It may be in the photos. If you find it please let me know.
The old plough had been sitting in one corner of the farm for so long that the wheels had sunk into the ground. The two hardest parts to getting this shot were moving the plough to this position and getting out of bed at 3am.
The bright object to the left of the Milky Way is Jupiter. Saturn is also visible but much less obvious. It’s lower in the sky just to the right of the Milky Way. The brightest object out to the right is a double star named Peacock which is 3328.13 light years away. I know this only because of Stellarium which is a wonderful bit of free software well worth checking out.
YouTube is a remarkable resource. As well as how to poach eggs in the microwave I have learnt from and been inspired by some excellent photographers. One of the things that I’ve noticed is that all the good English landscape photographers have north country accents. One of the best bits of advice in landscape photography is stand in front of a better landscape and the north of England is blessed in that regard. Once you’re hooked it’s not an insuperable effort to go further afield.
Richard Tatti is a local not a pom, he lives not far from me and he also plays to his strength. Not landscapes but nightscapes. He is well worth checking out <HERE> or find him on YouTube or Instagram.
In many places light pollution makes the stars hard to see. I live 15km from the nearest town which in any case is not very large. Just walking out my door at night is all it takes if the sky is clear. You can see the glow of Maryborough in the lower right corners of both today’s photos.

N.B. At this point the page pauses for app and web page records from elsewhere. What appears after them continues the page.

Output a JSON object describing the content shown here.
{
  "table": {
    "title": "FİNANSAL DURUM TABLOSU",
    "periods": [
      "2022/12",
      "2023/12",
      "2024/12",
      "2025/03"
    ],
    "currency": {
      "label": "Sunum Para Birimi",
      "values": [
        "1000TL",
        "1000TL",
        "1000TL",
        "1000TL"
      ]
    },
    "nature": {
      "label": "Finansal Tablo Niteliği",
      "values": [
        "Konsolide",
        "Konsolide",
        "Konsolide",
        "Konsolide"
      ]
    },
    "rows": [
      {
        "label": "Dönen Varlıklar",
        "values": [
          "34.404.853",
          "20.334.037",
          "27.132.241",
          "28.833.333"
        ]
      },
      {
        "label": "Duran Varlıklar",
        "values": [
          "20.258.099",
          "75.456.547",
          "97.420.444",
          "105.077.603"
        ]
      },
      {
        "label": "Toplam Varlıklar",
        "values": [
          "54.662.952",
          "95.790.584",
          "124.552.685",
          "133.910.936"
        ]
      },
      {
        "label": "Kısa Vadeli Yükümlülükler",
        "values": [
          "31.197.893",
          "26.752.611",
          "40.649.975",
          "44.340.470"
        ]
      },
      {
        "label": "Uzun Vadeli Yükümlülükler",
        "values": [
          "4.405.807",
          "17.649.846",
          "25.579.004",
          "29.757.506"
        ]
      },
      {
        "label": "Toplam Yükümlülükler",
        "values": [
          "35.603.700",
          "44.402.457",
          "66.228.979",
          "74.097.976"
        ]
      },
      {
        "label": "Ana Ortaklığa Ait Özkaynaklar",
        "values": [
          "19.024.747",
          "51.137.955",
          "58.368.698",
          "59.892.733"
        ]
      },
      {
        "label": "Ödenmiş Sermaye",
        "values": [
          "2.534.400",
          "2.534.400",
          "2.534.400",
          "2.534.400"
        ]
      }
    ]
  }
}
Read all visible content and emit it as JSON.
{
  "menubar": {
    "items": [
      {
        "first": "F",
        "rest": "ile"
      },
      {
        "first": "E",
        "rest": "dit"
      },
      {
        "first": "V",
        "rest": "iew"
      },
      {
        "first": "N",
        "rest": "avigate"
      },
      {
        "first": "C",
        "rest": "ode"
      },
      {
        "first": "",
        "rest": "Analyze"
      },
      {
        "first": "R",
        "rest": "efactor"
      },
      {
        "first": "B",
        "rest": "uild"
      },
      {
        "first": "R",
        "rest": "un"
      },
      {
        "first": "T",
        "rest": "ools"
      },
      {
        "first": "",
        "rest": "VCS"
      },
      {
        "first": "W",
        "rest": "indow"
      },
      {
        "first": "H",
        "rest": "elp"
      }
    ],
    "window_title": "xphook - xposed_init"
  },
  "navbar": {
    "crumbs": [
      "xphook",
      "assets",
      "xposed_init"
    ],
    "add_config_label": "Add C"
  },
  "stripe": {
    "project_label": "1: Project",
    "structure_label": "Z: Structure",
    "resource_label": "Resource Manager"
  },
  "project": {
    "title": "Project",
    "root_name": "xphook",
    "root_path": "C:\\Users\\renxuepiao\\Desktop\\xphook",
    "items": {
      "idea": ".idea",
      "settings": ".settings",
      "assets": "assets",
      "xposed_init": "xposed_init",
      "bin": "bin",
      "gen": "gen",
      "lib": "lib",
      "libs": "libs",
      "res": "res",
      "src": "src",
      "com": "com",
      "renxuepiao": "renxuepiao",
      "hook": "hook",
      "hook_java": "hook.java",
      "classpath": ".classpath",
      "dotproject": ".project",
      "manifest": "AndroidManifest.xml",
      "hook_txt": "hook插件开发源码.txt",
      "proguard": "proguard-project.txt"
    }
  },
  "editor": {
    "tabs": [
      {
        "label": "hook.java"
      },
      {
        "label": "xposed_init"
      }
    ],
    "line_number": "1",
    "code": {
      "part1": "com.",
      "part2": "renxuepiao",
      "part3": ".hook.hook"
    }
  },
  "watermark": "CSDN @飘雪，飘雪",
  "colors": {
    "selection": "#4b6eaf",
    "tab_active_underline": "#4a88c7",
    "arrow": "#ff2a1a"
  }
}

The Milky Way season is upon us. The galactic core is not visible in the middle of the Australian summer but we can now find it in the east in the early morning. As the season progresses it will move through the south becoming higher and visible for more of the night before shifting to the west and becoming an after sunset phenomenon.
So here’s my favourite tree again …

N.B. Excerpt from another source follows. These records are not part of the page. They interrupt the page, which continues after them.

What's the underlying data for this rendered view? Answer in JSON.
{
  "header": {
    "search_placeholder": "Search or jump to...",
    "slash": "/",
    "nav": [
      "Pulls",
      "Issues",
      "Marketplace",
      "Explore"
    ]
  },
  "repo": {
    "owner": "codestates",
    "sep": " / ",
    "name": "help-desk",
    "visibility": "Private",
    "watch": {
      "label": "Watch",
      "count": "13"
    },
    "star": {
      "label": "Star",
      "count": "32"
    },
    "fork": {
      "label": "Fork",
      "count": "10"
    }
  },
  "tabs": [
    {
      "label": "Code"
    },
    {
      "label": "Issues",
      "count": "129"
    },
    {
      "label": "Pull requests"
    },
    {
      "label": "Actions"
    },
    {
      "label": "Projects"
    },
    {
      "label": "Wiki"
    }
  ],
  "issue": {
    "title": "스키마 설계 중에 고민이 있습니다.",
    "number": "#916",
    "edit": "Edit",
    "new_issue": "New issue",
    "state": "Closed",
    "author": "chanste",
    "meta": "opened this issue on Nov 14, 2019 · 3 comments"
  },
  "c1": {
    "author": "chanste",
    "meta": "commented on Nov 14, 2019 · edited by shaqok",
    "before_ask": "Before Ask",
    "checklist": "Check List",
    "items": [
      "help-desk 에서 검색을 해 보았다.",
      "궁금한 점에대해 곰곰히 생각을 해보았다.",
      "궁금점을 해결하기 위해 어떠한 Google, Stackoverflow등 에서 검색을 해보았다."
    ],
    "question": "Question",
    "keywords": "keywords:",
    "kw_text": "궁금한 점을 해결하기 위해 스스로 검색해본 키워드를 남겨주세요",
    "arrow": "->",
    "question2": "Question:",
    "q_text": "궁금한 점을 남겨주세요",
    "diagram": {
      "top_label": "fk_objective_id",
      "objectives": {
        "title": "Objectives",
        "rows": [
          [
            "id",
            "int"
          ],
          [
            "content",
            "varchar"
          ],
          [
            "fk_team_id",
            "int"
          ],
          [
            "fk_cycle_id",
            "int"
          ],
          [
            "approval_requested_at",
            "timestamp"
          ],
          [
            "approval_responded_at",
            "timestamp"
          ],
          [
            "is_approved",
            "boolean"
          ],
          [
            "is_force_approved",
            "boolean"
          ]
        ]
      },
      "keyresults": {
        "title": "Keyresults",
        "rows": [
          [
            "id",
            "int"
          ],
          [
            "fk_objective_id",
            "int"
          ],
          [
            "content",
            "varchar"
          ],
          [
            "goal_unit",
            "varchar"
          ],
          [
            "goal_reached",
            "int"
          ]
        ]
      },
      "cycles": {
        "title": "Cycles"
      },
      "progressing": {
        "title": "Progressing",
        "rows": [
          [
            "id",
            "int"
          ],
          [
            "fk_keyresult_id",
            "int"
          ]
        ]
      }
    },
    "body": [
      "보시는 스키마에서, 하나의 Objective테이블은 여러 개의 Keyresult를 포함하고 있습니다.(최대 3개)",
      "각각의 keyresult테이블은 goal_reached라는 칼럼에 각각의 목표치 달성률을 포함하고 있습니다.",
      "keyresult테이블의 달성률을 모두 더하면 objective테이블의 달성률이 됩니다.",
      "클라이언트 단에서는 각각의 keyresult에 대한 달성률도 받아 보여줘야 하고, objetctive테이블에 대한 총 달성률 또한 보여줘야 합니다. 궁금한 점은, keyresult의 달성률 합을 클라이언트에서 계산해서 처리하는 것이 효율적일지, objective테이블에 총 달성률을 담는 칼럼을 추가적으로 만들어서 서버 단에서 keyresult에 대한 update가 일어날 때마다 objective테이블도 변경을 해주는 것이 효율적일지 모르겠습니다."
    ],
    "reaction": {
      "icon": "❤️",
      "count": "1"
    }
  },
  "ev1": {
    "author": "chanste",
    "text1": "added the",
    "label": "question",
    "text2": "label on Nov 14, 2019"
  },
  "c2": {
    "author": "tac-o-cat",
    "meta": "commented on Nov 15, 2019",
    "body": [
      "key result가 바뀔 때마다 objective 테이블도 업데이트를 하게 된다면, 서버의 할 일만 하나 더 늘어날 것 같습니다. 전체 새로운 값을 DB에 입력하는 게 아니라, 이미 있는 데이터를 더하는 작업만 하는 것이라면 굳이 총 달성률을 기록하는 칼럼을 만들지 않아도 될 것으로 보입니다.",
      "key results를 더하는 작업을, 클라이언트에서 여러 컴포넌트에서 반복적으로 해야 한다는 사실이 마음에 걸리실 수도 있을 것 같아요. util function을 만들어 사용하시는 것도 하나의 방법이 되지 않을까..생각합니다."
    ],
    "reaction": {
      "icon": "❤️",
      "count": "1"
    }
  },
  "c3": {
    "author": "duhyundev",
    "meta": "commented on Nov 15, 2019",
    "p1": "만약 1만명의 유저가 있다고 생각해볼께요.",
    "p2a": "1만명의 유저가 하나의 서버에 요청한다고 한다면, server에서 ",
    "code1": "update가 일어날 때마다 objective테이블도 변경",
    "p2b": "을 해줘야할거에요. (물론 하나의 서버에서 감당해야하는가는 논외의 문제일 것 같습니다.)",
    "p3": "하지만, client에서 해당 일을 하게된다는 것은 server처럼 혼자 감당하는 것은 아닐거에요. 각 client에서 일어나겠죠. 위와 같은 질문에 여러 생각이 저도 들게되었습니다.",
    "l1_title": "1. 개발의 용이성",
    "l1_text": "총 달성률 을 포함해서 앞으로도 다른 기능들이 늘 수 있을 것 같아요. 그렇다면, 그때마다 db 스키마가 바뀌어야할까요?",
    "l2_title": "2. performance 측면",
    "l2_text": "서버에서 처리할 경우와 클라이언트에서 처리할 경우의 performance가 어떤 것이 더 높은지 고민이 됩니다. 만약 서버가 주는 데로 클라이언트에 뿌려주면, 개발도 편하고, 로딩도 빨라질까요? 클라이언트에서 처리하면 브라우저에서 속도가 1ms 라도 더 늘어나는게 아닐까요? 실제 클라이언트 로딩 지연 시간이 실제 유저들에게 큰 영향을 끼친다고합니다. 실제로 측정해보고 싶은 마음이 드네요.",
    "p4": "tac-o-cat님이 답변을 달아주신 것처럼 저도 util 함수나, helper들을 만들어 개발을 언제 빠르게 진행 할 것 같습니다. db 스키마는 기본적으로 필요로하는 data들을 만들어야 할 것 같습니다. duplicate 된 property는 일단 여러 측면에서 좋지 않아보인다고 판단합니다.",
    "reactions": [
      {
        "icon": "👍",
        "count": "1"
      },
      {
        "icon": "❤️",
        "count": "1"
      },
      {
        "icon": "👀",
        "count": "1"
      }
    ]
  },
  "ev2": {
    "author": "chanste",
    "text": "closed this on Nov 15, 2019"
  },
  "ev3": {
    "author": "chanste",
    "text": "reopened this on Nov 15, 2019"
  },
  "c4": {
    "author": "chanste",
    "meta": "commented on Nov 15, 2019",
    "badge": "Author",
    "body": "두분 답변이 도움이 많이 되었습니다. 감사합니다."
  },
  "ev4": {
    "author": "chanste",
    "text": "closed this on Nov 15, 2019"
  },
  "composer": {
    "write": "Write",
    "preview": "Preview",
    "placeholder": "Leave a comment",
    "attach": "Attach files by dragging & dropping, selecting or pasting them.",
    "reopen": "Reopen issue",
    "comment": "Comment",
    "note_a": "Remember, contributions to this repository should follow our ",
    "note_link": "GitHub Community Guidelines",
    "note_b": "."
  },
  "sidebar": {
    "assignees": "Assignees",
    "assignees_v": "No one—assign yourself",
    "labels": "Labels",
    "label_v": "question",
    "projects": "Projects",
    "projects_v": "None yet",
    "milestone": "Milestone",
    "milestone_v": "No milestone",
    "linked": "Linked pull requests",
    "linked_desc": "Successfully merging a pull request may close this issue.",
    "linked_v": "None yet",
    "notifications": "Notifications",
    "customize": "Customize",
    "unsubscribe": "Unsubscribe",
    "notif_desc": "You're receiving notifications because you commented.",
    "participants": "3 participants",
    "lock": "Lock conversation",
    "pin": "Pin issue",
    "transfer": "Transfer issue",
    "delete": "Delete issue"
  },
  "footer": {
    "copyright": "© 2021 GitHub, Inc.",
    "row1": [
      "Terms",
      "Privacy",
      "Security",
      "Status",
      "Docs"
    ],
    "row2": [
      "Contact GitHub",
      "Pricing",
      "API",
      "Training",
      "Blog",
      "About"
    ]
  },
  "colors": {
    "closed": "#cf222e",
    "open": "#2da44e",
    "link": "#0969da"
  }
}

You can now check me out on instagram click <HERE>
The tractor is a 1953 UK built Massey Ferguson TO30 and it’s parked just a few yards from my back door. It was a clear sky last night and there was a smallish window between the Milky Way making its appearance and moon rise. I set up the camera, worked out my lighting and went to bed with the alarm set for 2.45 am.

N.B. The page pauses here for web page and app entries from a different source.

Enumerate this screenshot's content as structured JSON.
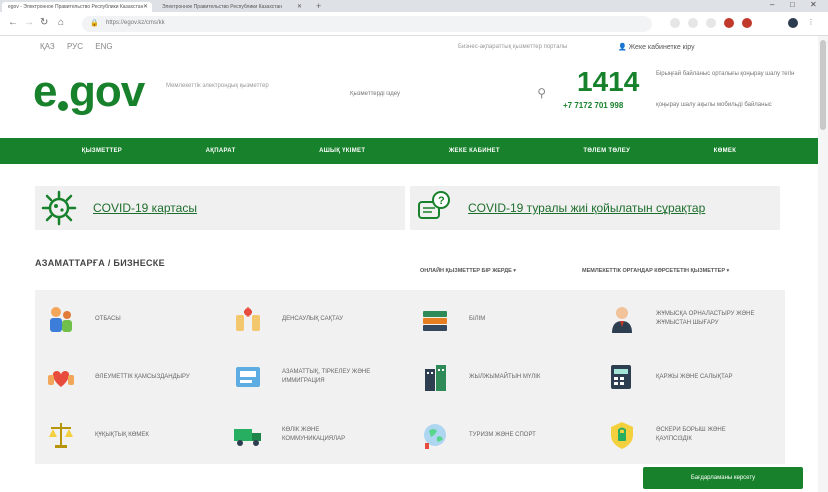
{
  "browser": {
    "tabs": [
      {
        "title": "egov - Электронное Правительство Республики Казахстан"
      },
      {
        "title": "Электронное Правительство Республики Казахстан"
      }
    ],
    "url": "https://egov.kz/cms/kk"
  },
  "header": {
    "languages": [
      "ҚАЗ",
      "РУС",
      "ENG"
    ],
    "top_note": "Бизнес-ақпараттық қызметтер порталы",
    "login": "Жеке кабинетке кіру",
    "logo_text": "egov",
    "logo_subtitle": "Мемлекеттік электрондық қызметтер",
    "search_placeholder": "Қызметтерді іздеу",
    "phone_short": "1414",
    "phone_short_desc": "Бірыңғай байланыс орталығы қоңырау шалу тегін",
    "phone_long": "+7 7172 701 998",
    "phone_long_desc": "қоңырау шалу ақылы мобильді байланыс"
  },
  "nav": [
    "ҚЫЗМЕТТЕР",
    "АҚПАРАТ",
    "АШЫҚ ҮКІМЕТ",
    "ЖЕКЕ КАБИНЕТ",
    "ТӨЛЕМ ТӨЛЕУ",
    "КӨМЕК"
  ],
  "covid": {
    "map_link": "COVID-19 картасы",
    "faq_link": "COVID-19 туралы жиі қойылатын сұрақтар"
  },
  "section": {
    "title": "АЗАМАТТАРҒА / БИЗНЕСКЕ",
    "filter_left": "ОНЛАЙН ҚЫЗМЕТТЕР БІР ЖЕРДЕ ▾",
    "filter_right": "МЕМЛЕКЕТТІК ОРГАНДАР КӨРСЕТЕТІН ҚЫЗМЕТТЕР ▾"
  },
  "services": [
    {
      "label": "ОТБАСЫ",
      "icon": "family-icon"
    },
    {
      "label": "ДЕНСАУЛЫҚ САҚТАУ",
      "icon": "health-icon"
    },
    {
      "label": "БІЛІМ",
      "icon": "books-icon"
    },
    {
      "label": "ЖҰМЫСҚА ОРНАЛАСТЫРУ ЖӘНЕ ЖҰМЫСТАН ШЫҒАРУ",
      "icon": "worker-icon"
    },
    {
      "label": "ӘЛЕУМЕТТІК ҚАМСЫЗДАНДЫРУ",
      "icon": "social-icon"
    },
    {
      "label": "АЗАМАТТЫҚ, ТІРКЕЛЕУ ЖӘНЕ ИММИГРАЦИЯ",
      "icon": "citizenship-icon"
    },
    {
      "label": "ЖЫЛЖЫМАЙТЫН МҮЛІК",
      "icon": "building-icon"
    },
    {
      "label": "ҚАРЖЫ ЖӘНЕ САЛЫҚТАР",
      "icon": "finance-icon"
    },
    {
      "label": "ҚҰҚЫҚТЫҚ КӨМЕК",
      "icon": "justice-icon"
    },
    {
      "label": "КӨЛІК ЖӘНЕ КОММУНИКАЦИЯЛАР",
      "icon": "truck-icon"
    },
    {
      "label": "ТУРИЗМ ЖӘНЕ СПОРТ",
      "icon": "tourism-icon"
    },
    {
      "label": "ӘСКЕРИ БОРЫШ ЖӘНЕ ҚАУІПСІЗДІК",
      "icon": "security-icon"
    }
  ],
  "cta": "Бағдарламаны көрсету",
  "colors": {
    "brand_green": "#17812b",
    "panel_gray": "#f1f1f1"
  }
}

I think it was worth it …
The bright “star” tucked in the left side of the Milky Way is the planet Jupiter.
From where I live it’s a 30 km round trip for a takeaway pizza.
This has some advantages. For one thing you learn to make your own pizzas and they knock the insipid shop bought ones for six. Among the other advantages is the night sky. A clear night is a numinous experience.
Sunset last night was at 5.30 and the moon would not be up until a little after 8. I drove up to a higher point not far from home hoping to get a photo with the milky way springing up brightly straight from the horizon. That wasn’t going to happen, the glow of the lights from Maryborough and Avoca, each about 15 km away, some smoke haze and a little cloud all conspired to make the horizon very soft. Overhead though was pretty good.
That the stars had coalesced into a large R was very exciting but not enough to enliven the composition. Fortunately, I had a foreground element with me which could be made visible by judiciously washing over it with my headlamp …
Improving but the action is really higher in the sky. Home again to my trusty windmill …
I love my windmill. When the wind blows it pumps water from an underground aquifer into my dam. Sadly the water is too salty to use for irrigation but stock could drink it. Perhaps I should get some stock. The dam doesn’t hold water very well. I like to think that it leaks back into the aquifer. My very own hydrological cycle and so immensely aesthetic.
By which time the moon could wait no longer. One day I will get a milky way photo that I can be proud of. For now I’ll settle for a moonrise …